As manager of North Shore Cannabis, Davidson has heard them all: cannabis users are lazy and don’t particularly care about their physical well-being or seniors have no use for the herb or the notion that cannabis use is not conducive to a vibrant, active lifestyle.
No, no and no again.
While opinions on cannabis have very much shifted since its legalization back in 2018, the underlying negative stigma surrounding its use still remains for many.
“There’s definitely an association that people who use cannabis just sit on the couch all day, they don’t do anything, or they’re unhealthy,” Davidson says. “But I love to smoke and go to the gym. I’m hoping to change the stigma associated with cannabis, that it has potential benefits for health and wellness.”
North Shore Cannabis opened in April 2021 and is a proudly woman-owned business catering to clients ranging in age from 19 to 85, from every conceivable background and life circumstance. Some choose to partake recreationally, while others utilize its supposed benefits for medicinal purposes, such as cancer patients seeking to spur their appetite.
Davidson’s staff is all put through the CannaReps training program, the only program of its kind in Canada. In essence, it creates cannabis knowledge and practical experience akin to a sommelier in the wine world.
In short, Davidson and her staff have done their homework and then some.
“The staff talk about cannabis from the scientific perspective all the way down to each molecule, to the effects, lineage and how it interacts with different people’s endocannabinoid systems so that every customer has a very personal, tailored experience,” Davidson says.
“I think it can be irresponsible for people to suggest things that alter the way you think without having that proper research and knowledge, and confidence behind what they say.”
Davidson has prepared a crash course for those new to the cannabis world, covering everything from dosage, consumption methods, applications and uses.
First thing’s first – what’s with the acronyms?
“Cannabidiol (CBD) is the non-psychoactive component of cannabis, whereas Tetrahydrocannabinol (THC) is psychoactive – It impacts both cognitive and physical function that CBD doesn’t,” Davidson says.
Question the second: how can cannabis help someone and who comes in for it?

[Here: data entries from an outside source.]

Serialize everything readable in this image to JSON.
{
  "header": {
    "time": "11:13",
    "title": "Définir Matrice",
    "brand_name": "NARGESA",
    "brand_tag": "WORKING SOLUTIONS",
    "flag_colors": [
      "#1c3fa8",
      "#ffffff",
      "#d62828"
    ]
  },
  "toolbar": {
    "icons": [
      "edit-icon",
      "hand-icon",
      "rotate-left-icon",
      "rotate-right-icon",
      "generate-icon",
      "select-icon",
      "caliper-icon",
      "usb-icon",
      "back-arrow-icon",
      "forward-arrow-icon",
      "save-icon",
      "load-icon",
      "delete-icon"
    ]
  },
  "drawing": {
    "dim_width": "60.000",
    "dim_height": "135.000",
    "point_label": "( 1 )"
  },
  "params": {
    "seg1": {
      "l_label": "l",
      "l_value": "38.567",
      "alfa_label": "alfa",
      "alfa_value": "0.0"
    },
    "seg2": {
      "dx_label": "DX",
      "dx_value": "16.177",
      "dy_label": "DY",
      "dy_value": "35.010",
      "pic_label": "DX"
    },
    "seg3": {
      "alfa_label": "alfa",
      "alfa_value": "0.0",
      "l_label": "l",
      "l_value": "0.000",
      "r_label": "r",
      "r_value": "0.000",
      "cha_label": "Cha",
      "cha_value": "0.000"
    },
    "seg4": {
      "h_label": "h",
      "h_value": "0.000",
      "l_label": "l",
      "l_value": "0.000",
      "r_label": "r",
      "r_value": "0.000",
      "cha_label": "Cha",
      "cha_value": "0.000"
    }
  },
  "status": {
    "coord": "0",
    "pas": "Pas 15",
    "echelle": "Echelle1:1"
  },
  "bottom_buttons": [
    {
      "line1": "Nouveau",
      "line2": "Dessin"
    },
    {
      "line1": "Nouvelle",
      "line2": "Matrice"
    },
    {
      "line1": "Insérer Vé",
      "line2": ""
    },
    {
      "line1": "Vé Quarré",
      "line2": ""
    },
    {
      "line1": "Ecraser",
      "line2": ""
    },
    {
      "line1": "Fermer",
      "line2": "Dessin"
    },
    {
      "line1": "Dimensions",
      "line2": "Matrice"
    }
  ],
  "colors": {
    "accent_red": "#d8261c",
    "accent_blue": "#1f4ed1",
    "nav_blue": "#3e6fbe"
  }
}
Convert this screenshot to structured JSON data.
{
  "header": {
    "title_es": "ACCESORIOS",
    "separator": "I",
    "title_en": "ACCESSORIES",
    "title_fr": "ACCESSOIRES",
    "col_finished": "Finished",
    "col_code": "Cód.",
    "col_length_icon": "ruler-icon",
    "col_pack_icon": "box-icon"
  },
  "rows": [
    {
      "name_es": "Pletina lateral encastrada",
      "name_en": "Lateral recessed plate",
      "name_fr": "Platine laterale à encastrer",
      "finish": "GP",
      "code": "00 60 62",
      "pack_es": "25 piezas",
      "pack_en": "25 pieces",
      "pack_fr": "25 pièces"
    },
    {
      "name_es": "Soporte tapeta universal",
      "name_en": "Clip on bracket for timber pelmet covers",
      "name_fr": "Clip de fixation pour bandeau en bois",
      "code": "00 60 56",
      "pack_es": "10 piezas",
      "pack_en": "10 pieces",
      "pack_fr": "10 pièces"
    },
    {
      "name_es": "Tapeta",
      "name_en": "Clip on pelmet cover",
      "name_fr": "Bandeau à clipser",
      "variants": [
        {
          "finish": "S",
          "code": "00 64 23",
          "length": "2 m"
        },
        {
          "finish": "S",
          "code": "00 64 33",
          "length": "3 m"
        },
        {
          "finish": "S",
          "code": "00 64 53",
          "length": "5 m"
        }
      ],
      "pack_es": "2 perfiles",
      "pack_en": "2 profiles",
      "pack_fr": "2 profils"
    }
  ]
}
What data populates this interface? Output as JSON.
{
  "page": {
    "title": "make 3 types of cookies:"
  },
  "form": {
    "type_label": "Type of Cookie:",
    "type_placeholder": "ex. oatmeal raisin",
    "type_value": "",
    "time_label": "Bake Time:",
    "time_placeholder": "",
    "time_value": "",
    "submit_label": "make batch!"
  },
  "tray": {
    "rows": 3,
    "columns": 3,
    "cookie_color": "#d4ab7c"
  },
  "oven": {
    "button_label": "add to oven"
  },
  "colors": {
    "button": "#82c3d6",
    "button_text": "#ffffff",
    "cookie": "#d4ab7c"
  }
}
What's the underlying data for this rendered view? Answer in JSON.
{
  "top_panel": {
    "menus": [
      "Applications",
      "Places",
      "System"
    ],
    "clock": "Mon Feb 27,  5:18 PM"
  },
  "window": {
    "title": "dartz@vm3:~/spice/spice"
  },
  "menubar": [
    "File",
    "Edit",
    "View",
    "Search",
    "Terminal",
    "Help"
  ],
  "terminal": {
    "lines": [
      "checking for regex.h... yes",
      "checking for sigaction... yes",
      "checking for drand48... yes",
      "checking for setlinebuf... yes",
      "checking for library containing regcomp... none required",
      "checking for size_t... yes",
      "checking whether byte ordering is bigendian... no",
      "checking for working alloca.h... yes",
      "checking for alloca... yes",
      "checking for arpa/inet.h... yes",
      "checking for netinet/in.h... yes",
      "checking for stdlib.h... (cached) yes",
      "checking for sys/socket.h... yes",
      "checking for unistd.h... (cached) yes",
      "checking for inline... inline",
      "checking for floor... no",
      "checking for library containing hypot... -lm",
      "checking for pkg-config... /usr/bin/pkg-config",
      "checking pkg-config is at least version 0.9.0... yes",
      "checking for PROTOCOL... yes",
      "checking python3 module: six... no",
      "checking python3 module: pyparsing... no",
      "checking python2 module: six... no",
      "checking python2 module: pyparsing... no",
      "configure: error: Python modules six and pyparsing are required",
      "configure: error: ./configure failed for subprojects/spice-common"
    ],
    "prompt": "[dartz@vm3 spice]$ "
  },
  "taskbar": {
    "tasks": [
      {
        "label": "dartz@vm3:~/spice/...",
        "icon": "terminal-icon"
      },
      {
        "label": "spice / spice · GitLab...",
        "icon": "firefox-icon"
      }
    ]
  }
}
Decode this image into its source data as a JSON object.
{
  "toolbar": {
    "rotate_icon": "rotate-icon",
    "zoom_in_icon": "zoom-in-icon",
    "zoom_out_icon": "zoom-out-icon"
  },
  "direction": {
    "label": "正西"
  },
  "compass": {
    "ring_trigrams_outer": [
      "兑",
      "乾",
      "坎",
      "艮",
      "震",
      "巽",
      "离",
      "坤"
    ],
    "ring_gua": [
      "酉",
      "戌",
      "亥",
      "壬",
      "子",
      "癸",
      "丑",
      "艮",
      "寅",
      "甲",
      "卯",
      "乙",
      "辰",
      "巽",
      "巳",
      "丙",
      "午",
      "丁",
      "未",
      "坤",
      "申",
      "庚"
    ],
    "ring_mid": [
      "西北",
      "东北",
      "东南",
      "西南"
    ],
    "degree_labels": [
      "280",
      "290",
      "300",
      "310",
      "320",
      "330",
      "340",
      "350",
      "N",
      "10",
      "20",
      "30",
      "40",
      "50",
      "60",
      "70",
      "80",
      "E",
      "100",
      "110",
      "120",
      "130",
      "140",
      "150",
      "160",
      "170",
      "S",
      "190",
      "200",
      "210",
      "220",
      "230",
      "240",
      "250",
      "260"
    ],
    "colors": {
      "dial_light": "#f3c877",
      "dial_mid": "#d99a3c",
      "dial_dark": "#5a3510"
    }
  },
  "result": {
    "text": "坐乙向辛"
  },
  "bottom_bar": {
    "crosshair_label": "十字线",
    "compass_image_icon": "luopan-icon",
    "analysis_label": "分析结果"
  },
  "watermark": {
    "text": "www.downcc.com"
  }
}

“I have a lot of customers who are coming off oxycodone or other hardcore painkillers that they’ve been prescribed that makes them hate the way their bodies feel, so they want something more natural,” Davidson says. “We have people with broken bones coming in, people with Parkinson’s or Crohn’s disease, people with cancer – it really is such a wide variety of people who are seeking a more natural way to feel better.”
Davidson’s clientele reports any number of proposed benefits, peace of mind and perhaps most importantly, an escape from chronic pain. To that end, Davidson suggests CBD has been found to help with inflammation, nausea, skin health, anxiety or those who have trouble sleeping.
“THC can also make you sleepy and helps people who have low appetites,” Davidson says. “I have a customer who comes in who is going through chemotherapy and they can’t eat anything so they smoke THC to be able to eat.”
Consumption methods can be divided into three main categories: edibles, inhalation and topicals. Edibles come in the form of gummies, oils or capsules; the inhalation experience includes loose flowers or pre-rolled joints and topicals are applied directly to the skin without getting you high.
As for dosage, Davidson is quick to point out the following: start slow, particularly if you’re new to cannabis. Anything below a 15 per cent THC threshold for smokeable cannabis is considered quite low; anything above 20 per cent is for seasoned smokers. For edibles, the recommended starting dose is 2.5 milligrams, versus 10 milligrams for CBD.
“It’s important to note that with CBD not with being psychoactive, it is important to have a small amount of THC, which is something a lot of people don’t understand,” Davidson adds.
“CBD does not actually attach to any receptors the same way THC does, so when they’re paired together, that’s when you’re going to get the full benefit. This pairing is called the entourage effect, which provides the desired effects you need to ensure all the cannabinoids are working together.
“You do need that little bit to make a big difference there.”